**Task prompt**
In the entries below, filter for the word "Insert" and copy every matching line.

[Data records for software interfaces]
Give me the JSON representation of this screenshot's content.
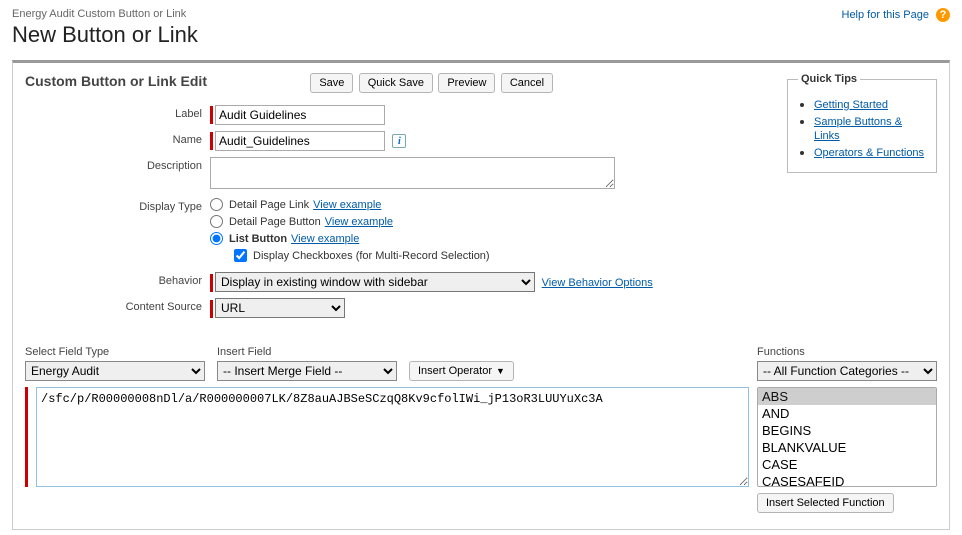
{
  "header": {
    "breadcrumb": "Energy Audit Custom Button or Link",
    "title": "New Button or Link",
    "help_text": "Help for this Page"
  },
  "section": {
    "title": "Custom Button or Link Edit",
    "buttons": {
      "save": "Save",
      "quick_save": "Quick Save",
      "preview": "Preview",
      "cancel": "Cancel"
    }
  },
  "quick_tips": {
    "legend": "Quick Tips",
    "items": [
      "Getting Started",
      "Sample Buttons & Links",
      "Operators & Functions"
    ]
  },
  "form": {
    "label_lbl": "Label",
    "label_val": "Audit Guidelines",
    "name_lbl": "Name",
    "name_val": "Audit_Guidelines",
    "desc_lbl": "Description",
    "desc_val": "",
    "display_type_lbl": "Display Type",
    "dt_opts": {
      "link": "Detail Page Link",
      "button": "Detail Page Button",
      "list": "List Button"
    },
    "view_example": "View example",
    "checkbox_lbl": "Display Checkboxes (for Multi-Record Selection)",
    "behavior_lbl": "Behavior",
    "behavior_val": "Display in existing window with sidebar",
    "behavior_link": "View Behavior Options",
    "content_source_lbl": "Content Source",
    "content_source_val": "URL"
  },
  "lower": {
    "field_type_lbl": "Select Field Type",
    "field_type_val": "Energy Audit",
    "insert_field_lbl": "Insert Field",
    "insert_field_val": "-- Insert Merge Field --",
    "insert_operator": "Insert Operator",
    "functions_lbl": "Functions",
    "functions_cat": "-- All Function Categories --",
    "functions_list": [
      "ABS",
      "AND",
      "BEGINS",
      "BLANKVALUE",
      "CASE",
      "CASESAFEID"
    ],
    "insert_selected_fn": "Insert Selected Function",
    "editor_val": "/sfc/p/R00000008nDl/a/R000000007LK/8Z8auAJBSeSCzqQ8Kv9cfolIWi_jP13oR3LUUYuXc3A"
  }
}
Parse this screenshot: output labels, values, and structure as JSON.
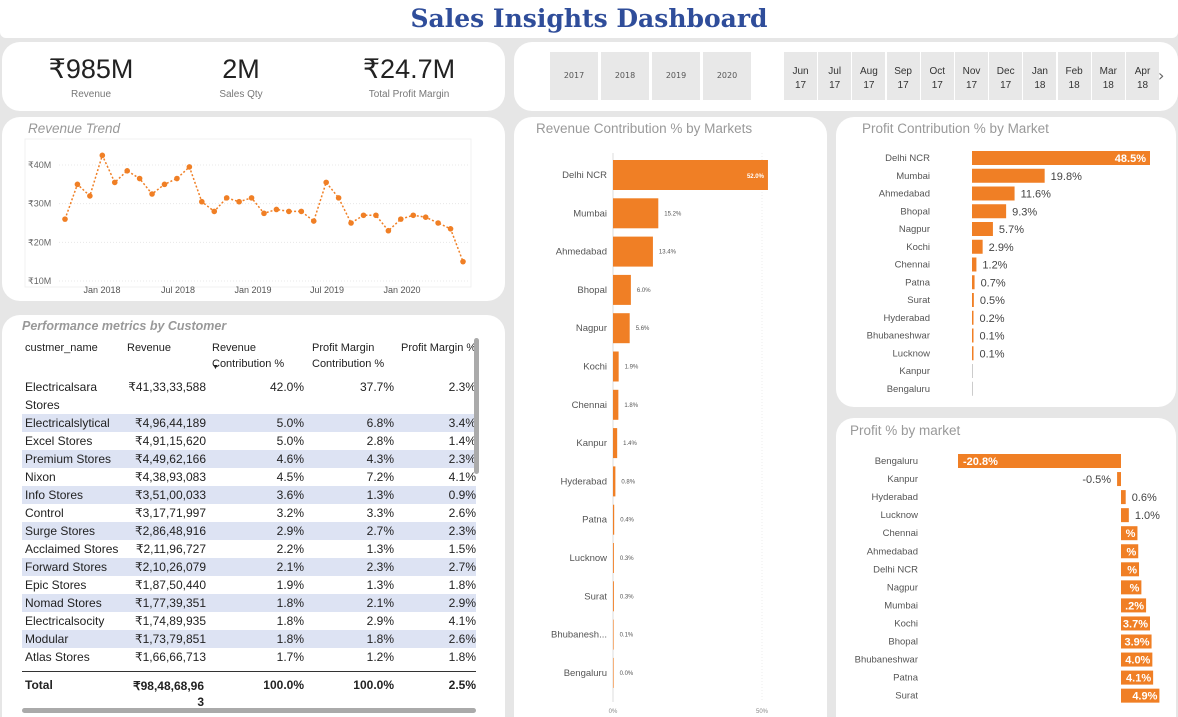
{
  "title": "Sales Insights Dashboard",
  "kpis": [
    {
      "value": "₹985M",
      "label": "Revenue"
    },
    {
      "value": "2M",
      "label": "Sales Qty"
    },
    {
      "value": "₹24.7M",
      "label": "Total Profit Margin"
    }
  ],
  "years": [
    "2017",
    "2018",
    "2019",
    "2020"
  ],
  "months": [
    {
      "m": "Jun",
      "y": "17"
    },
    {
      "m": "Jul",
      "y": "17"
    },
    {
      "m": "Aug",
      "y": "17"
    },
    {
      "m": "Sep",
      "y": "17"
    },
    {
      "m": "Oct",
      "y": "17"
    },
    {
      "m": "Nov",
      "y": "17"
    },
    {
      "m": "Dec",
      "y": "17"
    },
    {
      "m": "Jan",
      "y": "18"
    },
    {
      "m": "Feb",
      "y": "18"
    },
    {
      "m": "Mar",
      "y": "18"
    },
    {
      "m": "Apr",
      "y": "18"
    }
  ],
  "colors": {
    "accent": "#f07f25",
    "title": "#2f4d9a",
    "row_alt": "#dde3f3"
  },
  "icons": {
    "next": "chevron-right-icon",
    "sort": "sort-desc-icon"
  },
  "chart_data": [
    {
      "type": "line",
      "title": "Revenue Trend",
      "x_tick_labels": [
        "Jan 2018",
        "Jul 2018",
        "Jan 2019",
        "Jul 2019",
        "Jan 2020"
      ],
      "y_tick_labels": [
        "₹10M",
        "₹20M",
        "₹30M",
        "₹40M"
      ],
      "ylim": [
        9,
        45
      ],
      "series": [
        {
          "values": [
            26,
            35,
            32,
            42.5,
            35.5,
            38.5,
            36.5,
            32.5,
            35,
            36.5,
            39.5,
            30.5,
            28,
            31.5,
            30.5,
            31.5,
            27.5,
            28.5,
            28,
            28,
            25.5,
            35.5,
            31.5,
            25,
            27,
            27,
            23,
            26,
            27,
            26.5,
            25,
            23.5,
            15
          ]
        }
      ]
    },
    {
      "type": "bar",
      "title": "Revenue Contribution % by Markets",
      "categories": [
        "Delhi NCR",
        "Mumbai",
        "Ahmedabad",
        "Bhopal",
        "Nagpur",
        "Kochi",
        "Chennai",
        "Kanpur",
        "Hyderabad",
        "Patna",
        "Lucknow",
        "Surat",
        "Bhubanesh...",
        "Bengaluru"
      ],
      "values": [
        52.0,
        15.2,
        13.4,
        6.0,
        5.6,
        1.9,
        1.8,
        1.4,
        0.8,
        0.4,
        0.3,
        0.3,
        0.1,
        0.0
      ],
      "labels": [
        "52.0%",
        "15.2%",
        "13.4%",
        "6.0%",
        "5.6%",
        "1.9%",
        "1.8%",
        "1.4%",
        "0.8%",
        "0.4%",
        "0.3%",
        "0.3%",
        "0.1%",
        "0.0%"
      ],
      "x_tick_labels": [
        "0%",
        "50%"
      ],
      "xlim": [
        0,
        50
      ]
    },
    {
      "type": "bar",
      "title": "Profit Contribution % by Market",
      "categories": [
        "Delhi NCR",
        "Mumbai",
        "Ahmedabad",
        "Bhopal",
        "Nagpur",
        "Kochi",
        "Chennai",
        "Patna",
        "Surat",
        "Hyderabad",
        "Bhubaneshwar",
        "Lucknow",
        "Kanpur",
        "Bengaluru"
      ],
      "values": [
        48.5,
        19.8,
        11.6,
        9.3,
        5.7,
        2.9,
        1.2,
        0.7,
        0.5,
        0.2,
        0.1,
        0.1,
        0,
        0
      ],
      "labels": [
        "48.5%",
        "19.8%",
        "11.6%",
        "9.3%",
        "5.7%",
        "2.9%",
        "1.2%",
        "0.7%",
        "0.5%",
        "0.2%",
        "0.1%",
        "0.1%",
        "",
        ""
      ]
    },
    {
      "type": "bar",
      "title": "Profit % by market",
      "categories": [
        "Bengaluru",
        "Kanpur",
        "Hyderabad",
        "Lucknow",
        "Chennai",
        "Ahmedabad",
        "Delhi NCR",
        "Nagpur",
        "Mumbai",
        "Kochi",
        "Bhopal",
        "Bhubaneshwar",
        "Patna",
        "Surat"
      ],
      "values": [
        -20.8,
        -0.5,
        0.6,
        1.0,
        2.1,
        2.2,
        2.3,
        2.6,
        3.2,
        3.7,
        3.9,
        4.0,
        4.1,
        4.9
      ],
      "labels": [
        "-20.8%",
        "-0.5%",
        "0.6%",
        "1.0%",
        "%",
        "%",
        "%",
        "%",
        ".2%",
        "3.7%",
        "3.9%",
        "4.0%",
        "4.1%",
        "4.9%"
      ]
    }
  ],
  "customer_table": {
    "title": "Performance metrics by Customer",
    "headers": [
      {
        "l1": "custmer_name",
        "l2": ""
      },
      {
        "l1": "Revenue",
        "l2": ""
      },
      {
        "l1": "Revenue",
        "l2": "Contribution %"
      },
      {
        "l1": "Profit Margin",
        "l2": "Contribution %"
      },
      {
        "l1": "Profit Margin %",
        "l2": ""
      }
    ],
    "rows": [
      {
        "name": "Electricalsara",
        "name2": "Stores",
        "rev": "₹41,33,33,588",
        "rc": "42.0%",
        "pmc": "37.7%",
        "pm": "2.3%"
      },
      {
        "name": "Electricalslytical",
        "rev": "₹4,96,44,189",
        "rc": "5.0%",
        "pmc": "6.8%",
        "pm": "3.4%"
      },
      {
        "name": "Excel Stores",
        "rev": "₹4,91,15,620",
        "rc": "5.0%",
        "pmc": "2.8%",
        "pm": "1.4%"
      },
      {
        "name": "Premium Stores",
        "rev": "₹4,49,62,166",
        "rc": "4.6%",
        "pmc": "4.3%",
        "pm": "2.3%"
      },
      {
        "name": "Nixon",
        "rev": "₹4,38,93,083",
        "rc": "4.5%",
        "pmc": "7.2%",
        "pm": "4.1%"
      },
      {
        "name": "Info Stores",
        "rev": "₹3,51,00,033",
        "rc": "3.6%",
        "pmc": "1.3%",
        "pm": "0.9%"
      },
      {
        "name": "Control",
        "rev": "₹3,17,71,997",
        "rc": "3.2%",
        "pmc": "3.3%",
        "pm": "2.6%"
      },
      {
        "name": "Surge Stores",
        "rev": "₹2,86,48,916",
        "rc": "2.9%",
        "pmc": "2.7%",
        "pm": "2.3%"
      },
      {
        "name": "Acclaimed Stores",
        "rev": "₹2,11,96,727",
        "rc": "2.2%",
        "pmc": "1.3%",
        "pm": "1.5%"
      },
      {
        "name": "Forward Stores",
        "rev": "₹2,10,26,079",
        "rc": "2.1%",
        "pmc": "2.3%",
        "pm": "2.7%"
      },
      {
        "name": "Epic Stores",
        "rev": "₹1,87,50,440",
        "rc": "1.9%",
        "pmc": "1.3%",
        "pm": "1.8%"
      },
      {
        "name": "Nomad Stores",
        "rev": "₹1,77,39,351",
        "rc": "1.8%",
        "pmc": "2.1%",
        "pm": "2.9%"
      },
      {
        "name": "Electricalsocity",
        "rev": "₹1,74,89,935",
        "rc": "1.8%",
        "pmc": "2.9%",
        "pm": "4.1%"
      },
      {
        "name": "Modular",
        "rev": "₹1,73,79,851",
        "rc": "1.8%",
        "pmc": "1.8%",
        "pm": "2.6%"
      },
      {
        "name": "Atlas Stores",
        "rev": "₹1,66,66,713",
        "rc": "1.7%",
        "pmc": "1.2%",
        "pm": "1.8%"
      }
    ],
    "total": {
      "name": "Total",
      "rev": "₹98,48,68,963",
      "rc": "100.0%",
      "pmc": "100.0%",
      "pm": "2.5%"
    }
  }
}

**Answer box**
    "insert_field_lbl": "Insert Field",
    "insert_field_val": "-- Insert Merge Field --",
    "insert_operator": "Insert Operator",
    "insert_selected_fn": "Insert Selected Function",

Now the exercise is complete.